Sign in here.
Subscribe here.

The Rogue Agency

= Subscribers only.
Sign in here.
Subscribe here.

Mad Magazines

= Subscribers only.
Sign in here.
Subscribe here.

Killer Bunny in the Sky

= Subscribers only.
Sign in here.
Subscribe here.

Bird in a Cage

= Subscribers only.
Sign in here.
Subscribe here.

The Hidden Rivers of Brooklyn

= Subscribers only.
Sign in here.
Subscribe here.

view Table Content

FEATURED ON HARPERS.ORG

Article
Save Our Public Universities·

= Subscribers only.
Sign in here.
Subscribe here.

“Whether and how we educate people is still a direct reflection of the degree of freedom we expect them to have, or want them to have.”
Photograph (crop) by Thomas Allen
Article
New Movies·

= Subscribers only.
Sign in here.
Subscribe here.

The Force Awakens criticizes American imperialism while also celebrating the revolutionary spirit that founded this country. When the movie needs to bridge the two points of view, it shifts to aerial combat, a default setting that mirrors the war on terror all too well.”
Still © Lucasfilm
Article
Isn’t It Romantic?·

= Subscribers only.
Sign in here.
Subscribe here.

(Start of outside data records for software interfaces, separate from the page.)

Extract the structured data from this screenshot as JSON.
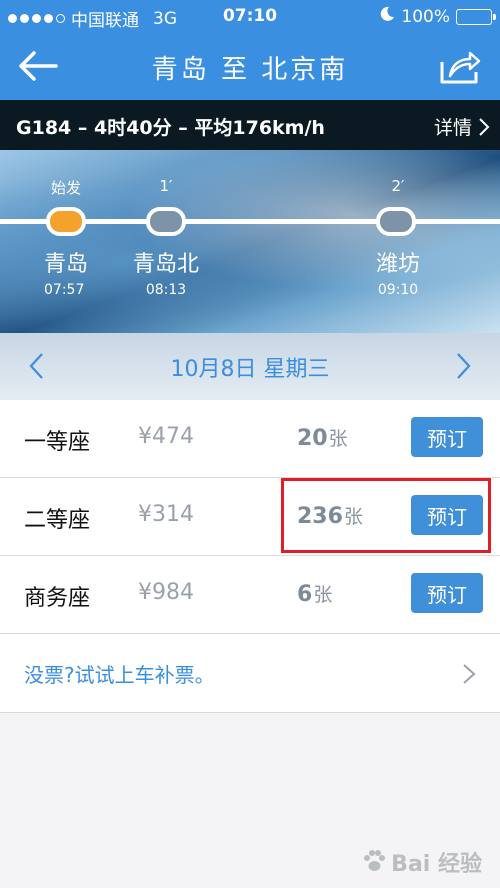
{
  "status_bar": {
    "carrier": "中国联通",
    "network": "3G",
    "time": "07:10",
    "battery": "100%",
    "signal_level": 0.8
  },
  "nav": {
    "title": "青岛 至 北京南",
    "back_icon": "back-arrow-icon",
    "share_icon": "share-icon"
  },
  "train": {
    "summary": "G184 – 4时40分 – 平均176km/h",
    "detail_label": "详情"
  },
  "route": {
    "stations": [
      {
        "label": "始发",
        "name": "青岛",
        "time": "07:57",
        "active": true
      },
      {
        "label": "1′",
        "name": "青岛北",
        "time": "08:13",
        "active": false
      },
      {
        "label": "2′",
        "name": "潍坊",
        "time": "09:10",
        "active": false
      }
    ]
  },
  "date": {
    "label": "10月8日 星期三"
  },
  "seats": [
    {
      "type": "一等座",
      "price": "¥474",
      "count": "20",
      "unit": "张",
      "button": "预订"
    },
    {
      "type": "二等座",
      "price": "¥314",
      "count": "236",
      "unit": "张",
      "button": "预订"
    },
    {
      "type": "商务座",
      "price": "¥984",
      "count": "6",
      "unit": "张",
      "button": "预订"
    }
  ],
  "no_ticket": {
    "text": "没票?试试上车补票。"
  },
  "watermark": {
    "text": "Bai 经验"
  },
  "colors": {
    "primary": "#3b8fe0",
    "dark_bar": "#0b1a22",
    "active_station": "#f4a22d",
    "highlight": "#e01e25"
  }
}
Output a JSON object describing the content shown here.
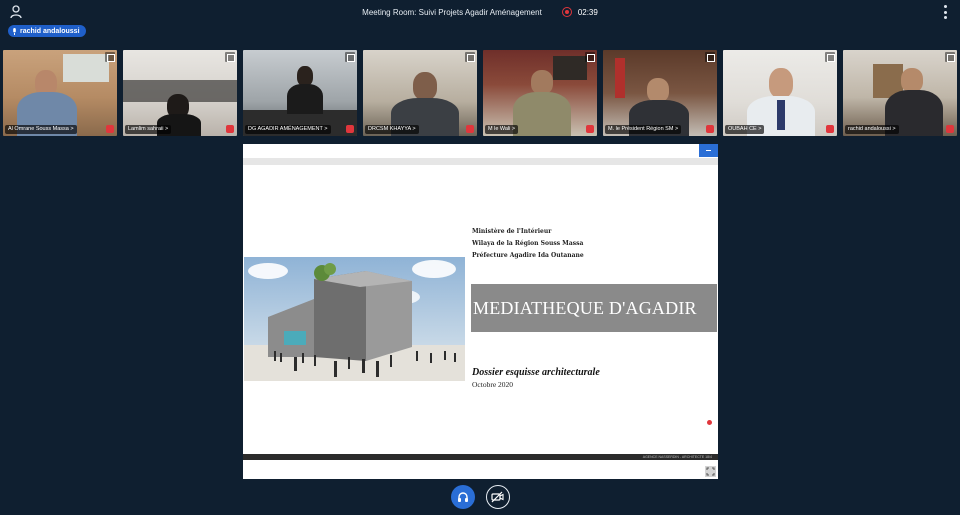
{
  "topbar": {
    "meeting_title": "Meeting Room: Suivi Projets Agadir Aménagement",
    "timer": "02:39"
  },
  "active_speaker": {
    "name": "rachid andaloussi"
  },
  "participants": [
    {
      "name": "Al Omrane Souss Massa  >"
    },
    {
      "name": "Lamlim sahraii  >"
    },
    {
      "name": "DG AGADIR AMÉNAGEMENT  >"
    },
    {
      "name": "DRCSM KHAYYA  >"
    },
    {
      "name": "M le Wali  >"
    },
    {
      "name": "M. le Président Région SM  >"
    },
    {
      "name": "OUBAH CE  >"
    },
    {
      "name": "rachid andaloussi  >"
    }
  ],
  "slide": {
    "org_lines": [
      "Ministère de l'Intérieur",
      "Wilaya de la Région Souss Massa",
      "Préfecture Agadire Ida Outanane"
    ],
    "title": "MEDIATHEQUE D'AGADIR",
    "subtitle": "Dossier esquisse architecturale",
    "date": "Octobre 2020",
    "footer": "AGENCE NASSERDIN - ARCHITECTE    18/4"
  },
  "colors": {
    "background": "#0f1f30",
    "accent_blue": "#2a6ed6",
    "record_red": "#e0363c",
    "title_bar": "#8a8a8a"
  },
  "icons": {
    "participants": "user-icon",
    "more": "kebab-menu-icon",
    "record": "record-icon",
    "audio": "headphones-icon",
    "video": "camera-off-icon"
  }
}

“He had paid for much of her schooling, something he cannot help but mention, since the aftermath of any failed relationship brings an ungenerous and impossible impulse to claw back one’s misspent resources.”
Illustration by Shonagh Rae
Article
The Trouble with Iowa·

= Subscribers only.
Sign in here.
Subscribe here.

“It seems to defy reason that this anachronistic farm state — a demographic outlier, with no major cities and just 3 million people, nine out of ten of them white — should play such an outsized role in American politics.”
Photograph (detail) © Justin Sullivan/Getty Images
Article
Rule, Britannica·

= Subscribers only.
Sign in here.
Subscribe here.

“This is the strange magic of an arrangement of all the world’s knowledge in alphabetical order: any search for anything passes through things that have nothing in common with it but an initial letter.”
Artwork by Brian Dettmer. Courtesy the artist and P.P.O.W., New York City.

Number of people who attended the World Grits Festival, held in St. George, South Carolina, last spring:

60,000

The brown bears of Greece continued chewing through telephone poles.

In Peru, a 51-year-old activist became the first former sex worker to run for the national legislature. “I’m going to put order,” she said, “in that big brothel which is Congress.”

Subscribe to the Weekly Review newsletter. Don’t worry, we won’t sell your email address!

HARPER’S FINEST

Two Christmas Mornings of the Great War

By

Civilization masks us with a screen, from ourselves and from one another, with thin depth of unreality. We habitually live — do we not? — in a world self-created, half established, of false values arbitrarily upheld, largely inspired by misconception, misapprehension, wrong perspective, and defective proportion, misapplication.

Subscribe Today